» **Exercise**: Your task is to show every line in the listing below that includes "reading".

------ Supplied data ------

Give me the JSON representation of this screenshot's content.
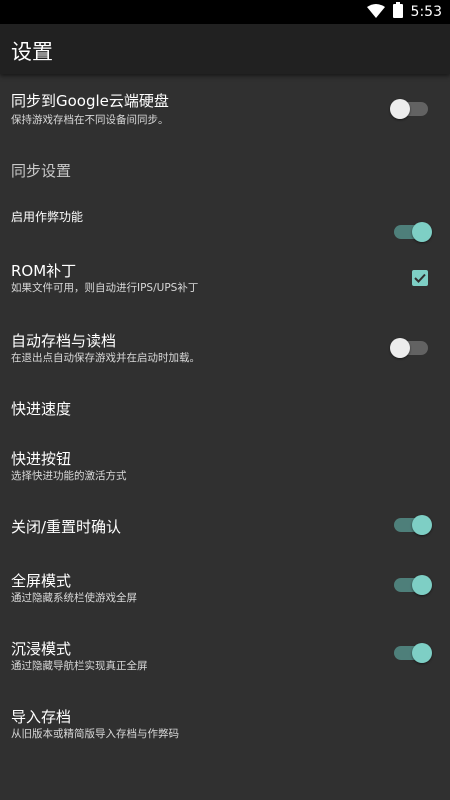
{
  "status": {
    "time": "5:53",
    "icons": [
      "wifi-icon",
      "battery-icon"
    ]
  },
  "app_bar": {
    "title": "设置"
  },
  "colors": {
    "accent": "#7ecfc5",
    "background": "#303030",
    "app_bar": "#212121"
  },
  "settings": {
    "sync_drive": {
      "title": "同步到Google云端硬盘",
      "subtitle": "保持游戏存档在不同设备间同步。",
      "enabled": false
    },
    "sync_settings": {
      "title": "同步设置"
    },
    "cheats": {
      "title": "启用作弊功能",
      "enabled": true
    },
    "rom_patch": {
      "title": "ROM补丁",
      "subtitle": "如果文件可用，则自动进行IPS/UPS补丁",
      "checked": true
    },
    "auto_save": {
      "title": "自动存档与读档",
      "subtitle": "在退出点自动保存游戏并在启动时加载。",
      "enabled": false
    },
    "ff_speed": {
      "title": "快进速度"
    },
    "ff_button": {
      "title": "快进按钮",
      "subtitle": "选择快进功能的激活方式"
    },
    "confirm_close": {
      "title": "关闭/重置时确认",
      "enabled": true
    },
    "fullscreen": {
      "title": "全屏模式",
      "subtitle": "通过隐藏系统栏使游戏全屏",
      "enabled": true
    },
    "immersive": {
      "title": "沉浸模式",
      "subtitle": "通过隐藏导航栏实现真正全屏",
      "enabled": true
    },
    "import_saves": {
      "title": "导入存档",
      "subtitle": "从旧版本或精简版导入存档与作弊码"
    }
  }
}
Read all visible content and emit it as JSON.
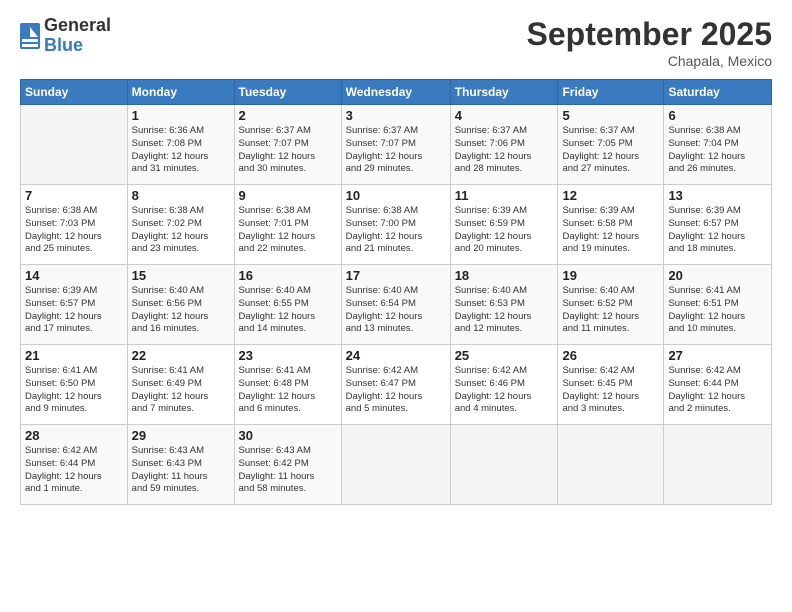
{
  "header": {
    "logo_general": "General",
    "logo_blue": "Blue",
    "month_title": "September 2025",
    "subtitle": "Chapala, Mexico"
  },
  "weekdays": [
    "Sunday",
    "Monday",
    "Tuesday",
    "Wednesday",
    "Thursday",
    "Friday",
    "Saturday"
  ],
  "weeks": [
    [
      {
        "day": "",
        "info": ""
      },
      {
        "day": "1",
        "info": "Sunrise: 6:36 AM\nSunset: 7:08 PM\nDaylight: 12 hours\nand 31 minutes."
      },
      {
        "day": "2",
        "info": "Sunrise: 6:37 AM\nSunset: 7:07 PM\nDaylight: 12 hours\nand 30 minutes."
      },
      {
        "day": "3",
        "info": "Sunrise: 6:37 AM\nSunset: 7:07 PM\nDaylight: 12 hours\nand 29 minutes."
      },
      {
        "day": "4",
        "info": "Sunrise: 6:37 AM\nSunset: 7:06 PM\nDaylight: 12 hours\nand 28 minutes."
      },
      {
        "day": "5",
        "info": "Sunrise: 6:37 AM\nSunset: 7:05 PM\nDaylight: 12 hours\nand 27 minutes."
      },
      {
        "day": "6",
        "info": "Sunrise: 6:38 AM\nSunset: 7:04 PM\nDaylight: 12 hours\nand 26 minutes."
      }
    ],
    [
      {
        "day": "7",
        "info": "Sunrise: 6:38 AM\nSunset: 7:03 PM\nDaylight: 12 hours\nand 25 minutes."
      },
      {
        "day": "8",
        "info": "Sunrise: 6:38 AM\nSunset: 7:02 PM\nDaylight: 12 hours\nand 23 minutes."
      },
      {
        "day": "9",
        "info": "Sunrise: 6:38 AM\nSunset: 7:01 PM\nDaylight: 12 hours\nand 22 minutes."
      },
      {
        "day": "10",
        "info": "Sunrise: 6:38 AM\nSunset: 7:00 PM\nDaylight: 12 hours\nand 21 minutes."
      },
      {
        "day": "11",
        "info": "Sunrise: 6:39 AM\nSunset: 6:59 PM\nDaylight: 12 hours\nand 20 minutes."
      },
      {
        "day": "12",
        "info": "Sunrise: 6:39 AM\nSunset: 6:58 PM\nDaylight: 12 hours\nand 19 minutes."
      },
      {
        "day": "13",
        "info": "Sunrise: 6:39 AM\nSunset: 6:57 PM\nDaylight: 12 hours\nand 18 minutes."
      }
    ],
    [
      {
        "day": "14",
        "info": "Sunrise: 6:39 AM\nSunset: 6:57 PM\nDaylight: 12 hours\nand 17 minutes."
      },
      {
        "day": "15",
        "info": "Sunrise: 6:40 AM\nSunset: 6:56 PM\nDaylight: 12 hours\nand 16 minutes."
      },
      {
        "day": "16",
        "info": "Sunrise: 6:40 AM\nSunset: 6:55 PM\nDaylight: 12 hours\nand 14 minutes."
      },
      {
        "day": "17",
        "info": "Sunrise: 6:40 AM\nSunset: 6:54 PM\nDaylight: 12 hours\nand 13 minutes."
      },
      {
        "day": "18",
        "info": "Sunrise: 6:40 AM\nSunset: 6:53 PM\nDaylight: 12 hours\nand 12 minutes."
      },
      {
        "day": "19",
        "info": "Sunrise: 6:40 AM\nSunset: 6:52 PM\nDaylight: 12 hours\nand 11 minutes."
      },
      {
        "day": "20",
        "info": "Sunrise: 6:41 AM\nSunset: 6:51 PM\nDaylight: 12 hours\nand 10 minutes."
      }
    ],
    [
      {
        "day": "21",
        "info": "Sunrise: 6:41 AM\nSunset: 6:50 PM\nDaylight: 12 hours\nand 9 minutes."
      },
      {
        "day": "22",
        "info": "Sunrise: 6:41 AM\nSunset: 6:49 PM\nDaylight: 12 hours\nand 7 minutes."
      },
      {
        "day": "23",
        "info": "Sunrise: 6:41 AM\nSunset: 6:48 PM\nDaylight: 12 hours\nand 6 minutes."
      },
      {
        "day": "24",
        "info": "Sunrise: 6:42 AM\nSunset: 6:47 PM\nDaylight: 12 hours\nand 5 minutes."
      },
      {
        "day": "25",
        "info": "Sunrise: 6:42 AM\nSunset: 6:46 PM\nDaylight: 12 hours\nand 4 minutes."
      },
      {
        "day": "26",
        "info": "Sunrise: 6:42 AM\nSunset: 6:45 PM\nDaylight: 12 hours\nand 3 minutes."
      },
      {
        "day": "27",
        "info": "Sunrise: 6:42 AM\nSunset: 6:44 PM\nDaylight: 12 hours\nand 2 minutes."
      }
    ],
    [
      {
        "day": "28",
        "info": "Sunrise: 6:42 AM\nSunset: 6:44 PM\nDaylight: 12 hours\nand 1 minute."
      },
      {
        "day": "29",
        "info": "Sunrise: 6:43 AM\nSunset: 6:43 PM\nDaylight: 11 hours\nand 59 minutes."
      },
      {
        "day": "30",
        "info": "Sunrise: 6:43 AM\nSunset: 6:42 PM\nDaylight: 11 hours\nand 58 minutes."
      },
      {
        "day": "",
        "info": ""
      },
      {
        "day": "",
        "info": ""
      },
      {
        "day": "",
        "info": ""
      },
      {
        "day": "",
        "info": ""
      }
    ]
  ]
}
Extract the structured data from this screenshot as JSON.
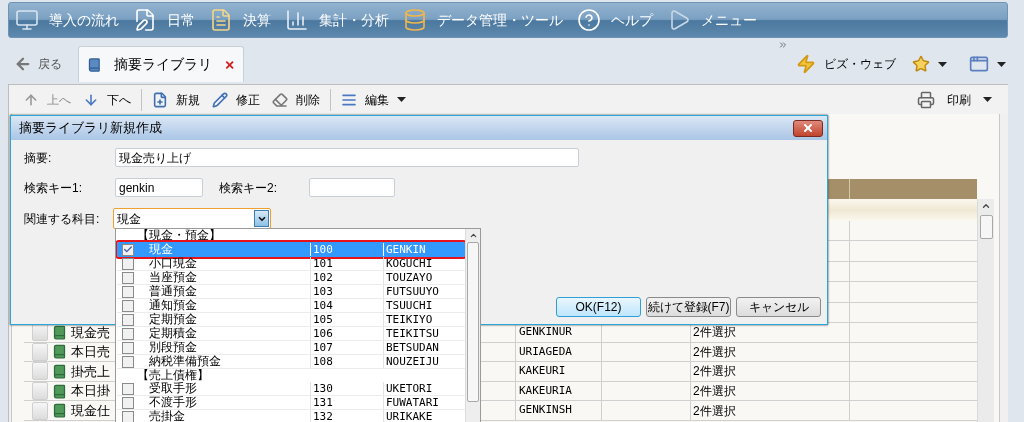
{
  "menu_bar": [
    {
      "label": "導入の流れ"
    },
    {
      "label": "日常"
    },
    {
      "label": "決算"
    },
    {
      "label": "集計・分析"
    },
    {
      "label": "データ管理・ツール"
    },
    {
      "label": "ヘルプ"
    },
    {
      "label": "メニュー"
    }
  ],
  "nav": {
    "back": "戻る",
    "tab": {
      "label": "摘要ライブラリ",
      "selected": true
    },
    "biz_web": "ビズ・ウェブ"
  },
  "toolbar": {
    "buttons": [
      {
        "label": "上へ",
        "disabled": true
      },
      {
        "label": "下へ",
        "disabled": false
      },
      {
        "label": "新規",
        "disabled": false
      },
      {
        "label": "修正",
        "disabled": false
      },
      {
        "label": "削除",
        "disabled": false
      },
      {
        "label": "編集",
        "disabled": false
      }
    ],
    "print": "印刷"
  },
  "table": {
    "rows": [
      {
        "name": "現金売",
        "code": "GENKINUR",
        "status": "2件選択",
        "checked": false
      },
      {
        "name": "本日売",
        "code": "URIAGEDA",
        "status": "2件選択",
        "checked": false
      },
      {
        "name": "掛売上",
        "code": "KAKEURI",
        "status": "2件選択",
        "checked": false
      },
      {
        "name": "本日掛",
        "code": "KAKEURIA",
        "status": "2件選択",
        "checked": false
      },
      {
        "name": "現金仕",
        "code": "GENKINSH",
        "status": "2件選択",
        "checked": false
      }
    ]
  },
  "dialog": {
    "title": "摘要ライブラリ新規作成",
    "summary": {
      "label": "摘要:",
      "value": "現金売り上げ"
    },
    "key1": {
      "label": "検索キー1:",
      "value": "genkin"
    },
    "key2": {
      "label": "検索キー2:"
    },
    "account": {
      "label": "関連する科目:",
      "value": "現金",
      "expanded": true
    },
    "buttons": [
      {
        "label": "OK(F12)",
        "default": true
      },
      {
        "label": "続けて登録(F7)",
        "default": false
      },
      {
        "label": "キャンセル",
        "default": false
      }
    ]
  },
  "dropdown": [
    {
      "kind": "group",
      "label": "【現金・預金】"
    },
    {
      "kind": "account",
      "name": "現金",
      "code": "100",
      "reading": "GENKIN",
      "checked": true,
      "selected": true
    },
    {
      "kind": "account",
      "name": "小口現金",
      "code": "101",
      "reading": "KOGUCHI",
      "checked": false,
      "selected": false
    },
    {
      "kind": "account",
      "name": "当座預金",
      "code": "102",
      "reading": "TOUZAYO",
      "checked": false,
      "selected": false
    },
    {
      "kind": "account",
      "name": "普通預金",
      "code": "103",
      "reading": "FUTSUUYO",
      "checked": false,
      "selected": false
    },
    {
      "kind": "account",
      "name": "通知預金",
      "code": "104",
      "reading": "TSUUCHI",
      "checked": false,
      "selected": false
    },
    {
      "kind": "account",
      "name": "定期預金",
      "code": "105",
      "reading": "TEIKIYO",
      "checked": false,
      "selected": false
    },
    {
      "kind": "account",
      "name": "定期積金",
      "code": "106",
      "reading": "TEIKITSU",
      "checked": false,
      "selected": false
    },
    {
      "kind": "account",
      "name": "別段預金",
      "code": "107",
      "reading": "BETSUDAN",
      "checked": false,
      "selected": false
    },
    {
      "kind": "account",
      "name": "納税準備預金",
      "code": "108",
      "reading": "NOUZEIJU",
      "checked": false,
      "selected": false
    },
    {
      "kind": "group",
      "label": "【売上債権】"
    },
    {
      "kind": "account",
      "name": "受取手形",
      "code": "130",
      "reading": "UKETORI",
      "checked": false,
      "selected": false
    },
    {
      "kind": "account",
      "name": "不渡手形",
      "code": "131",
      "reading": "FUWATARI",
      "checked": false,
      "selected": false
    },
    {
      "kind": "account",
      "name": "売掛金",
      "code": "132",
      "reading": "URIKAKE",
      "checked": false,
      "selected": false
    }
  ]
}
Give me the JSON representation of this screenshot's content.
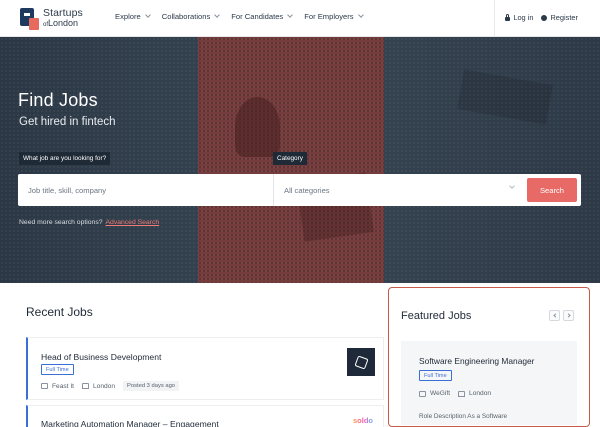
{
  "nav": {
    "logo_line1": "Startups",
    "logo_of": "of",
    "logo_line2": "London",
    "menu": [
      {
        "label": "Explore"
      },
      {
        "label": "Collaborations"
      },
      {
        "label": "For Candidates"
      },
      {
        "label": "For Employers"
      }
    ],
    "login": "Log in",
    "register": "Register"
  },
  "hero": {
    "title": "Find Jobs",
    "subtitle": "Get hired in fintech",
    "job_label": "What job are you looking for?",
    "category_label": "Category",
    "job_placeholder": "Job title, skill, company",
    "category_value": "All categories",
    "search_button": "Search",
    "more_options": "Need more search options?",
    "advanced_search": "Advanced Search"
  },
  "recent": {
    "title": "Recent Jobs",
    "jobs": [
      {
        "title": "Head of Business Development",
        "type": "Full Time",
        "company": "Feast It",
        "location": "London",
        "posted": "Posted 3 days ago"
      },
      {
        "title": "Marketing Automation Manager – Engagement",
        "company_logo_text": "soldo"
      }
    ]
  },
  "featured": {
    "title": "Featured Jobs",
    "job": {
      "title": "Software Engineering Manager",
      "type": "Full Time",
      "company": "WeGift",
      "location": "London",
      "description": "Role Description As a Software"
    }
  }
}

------

» **Task answer**:
      "reading": "GENKIN",
      "reading": "KOGUCHI",
      "reading": "TOUZAYO",
      "reading": "FUTSUUYO",
      "reading": "TSUUCHI",
      "reading": "TEIKIYO",
      "reading": "TEIKITSU",
      "reading": "BETSUDAN",
      "reading": "NOUZEIJU",
      "reading": "UKETORI",
      "reading": "FUWATARI",
      "reading": "URIKAKE",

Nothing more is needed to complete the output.